Below is a block of records; return all of them exactly, but without the images.
Start of EXCERPTED RECORDS
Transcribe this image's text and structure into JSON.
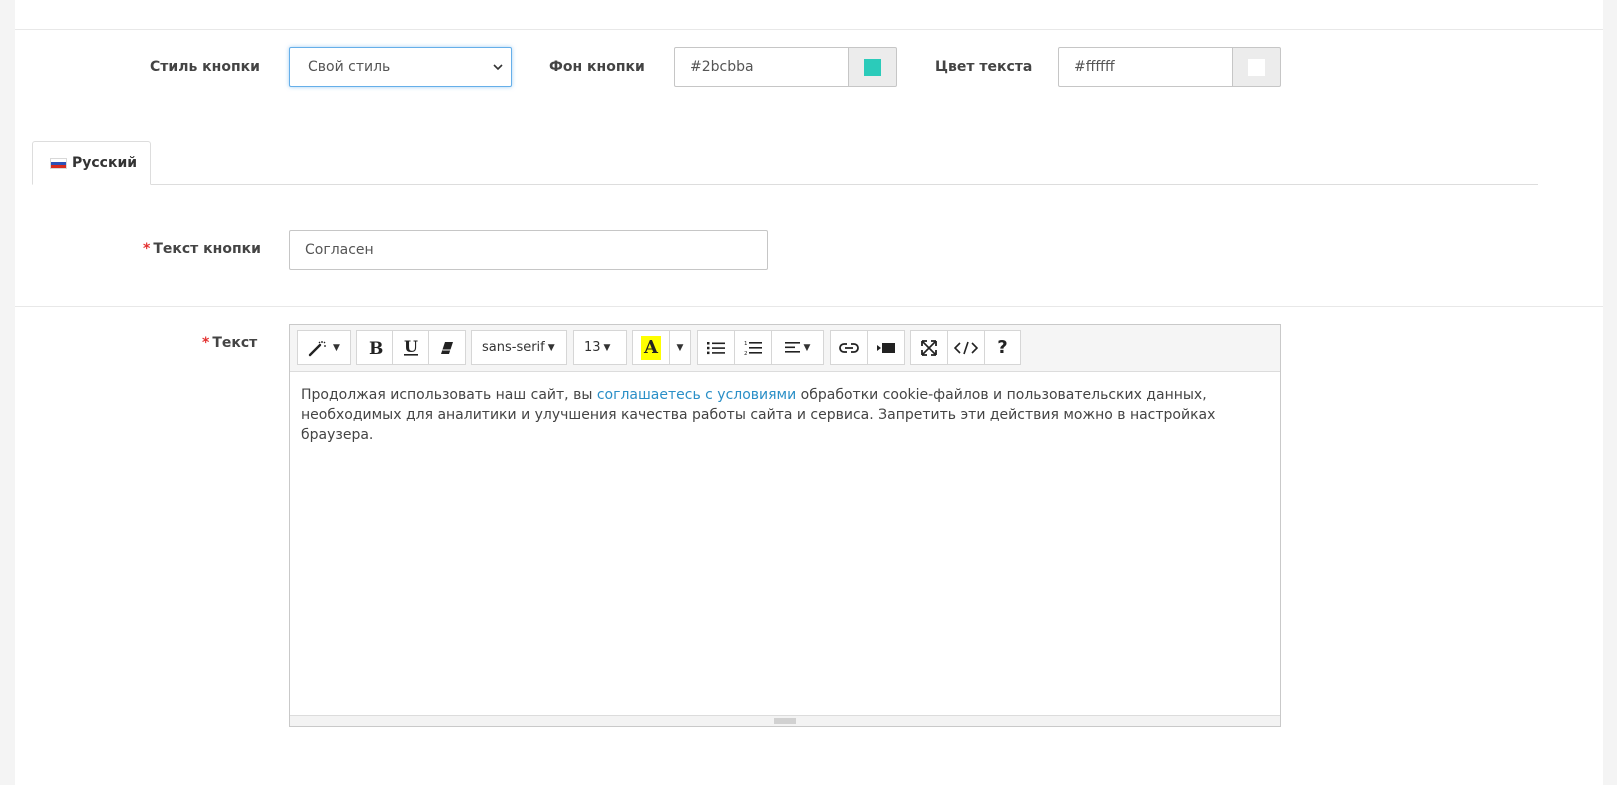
{
  "form": {
    "button_style": {
      "label": "Стиль кнопки",
      "value": "Свой стиль"
    },
    "button_bg": {
      "label": "Фон кнопки",
      "value": "#2bcbba",
      "swatch": "#2bcbba"
    },
    "text_color": {
      "label": "Цвет текста",
      "value": "#ffffff",
      "swatch": "#ffffff"
    }
  },
  "tabs": [
    {
      "label": "Русский",
      "icon": "russia-flag-icon"
    }
  ],
  "button_text": {
    "label": "Текст кнопки",
    "required_mark": "*",
    "value": "Согласен"
  },
  "text": {
    "label": "Текст",
    "required_mark": "*",
    "content_before": "Продолжая использовать наш сайт, вы ",
    "content_link": "соглашаетесь с условиями",
    "content_after": " обработки cookie-файлов и пользовательских данных, необходимых для аналитики и улучшения качества работы сайта и сервиса. Запретить эти действия можно в настройках браузера."
  },
  "toolbar": {
    "font_family": "sans-serif",
    "font_size": "13",
    "highlight_letter": "A",
    "highlight_color": "#ffff00",
    "help_label": "?",
    "icons": [
      "magic-wand-icon",
      "bold-icon",
      "underline-icon",
      "eraser-icon",
      "text-color-icon",
      "unordered-list-icon",
      "ordered-list-icon",
      "align-icon",
      "link-icon",
      "video-icon",
      "fullscreen-icon",
      "code-view-icon",
      "help-icon"
    ]
  }
}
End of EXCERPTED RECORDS
__FINAL ANSWER__
Transcribe this image's text and structure into JSON.
{
  "form": {
    "button_style": {
      "label": "Стиль кнопки",
      "value": "Свой стиль"
    },
    "button_bg": {
      "label": "Фон кнопки",
      "value": "#2bcbba",
      "swatch": "#2bcbba"
    },
    "text_color": {
      "label": "Цвет текста",
      "value": "#ffffff",
      "swatch": "#ffffff"
    }
  },
  "tabs": [
    {
      "label": "Русский",
      "icon": "russia-flag-icon"
    }
  ],
  "button_text": {
    "label": "Текст кнопки",
    "required_mark": "*",
    "value": "Согласен"
  },
  "text": {
    "label": "Текст",
    "required_mark": "*",
    "content_before": "Продолжая использовать наш сайт, вы ",
    "content_link": "соглашаетесь с условиями",
    "content_after": " обработки cookie-файлов и пользовательских данных, необходимых для аналитики и улучшения качества работы сайта и сервиса. Запретить эти действия можно в настройках браузера."
  },
  "toolbar": {
    "font_family": "sans-serif",
    "font_size": "13",
    "highlight_letter": "A",
    "highlight_color": "#ffff00",
    "help_label": "?",
    "icons": [
      "magic-wand-icon",
      "bold-icon",
      "underline-icon",
      "eraser-icon",
      "text-color-icon",
      "unordered-list-icon",
      "ordered-list-icon",
      "align-icon",
      "link-icon",
      "video-icon",
      "fullscreen-icon",
      "code-view-icon",
      "help-icon"
    ]
  }
}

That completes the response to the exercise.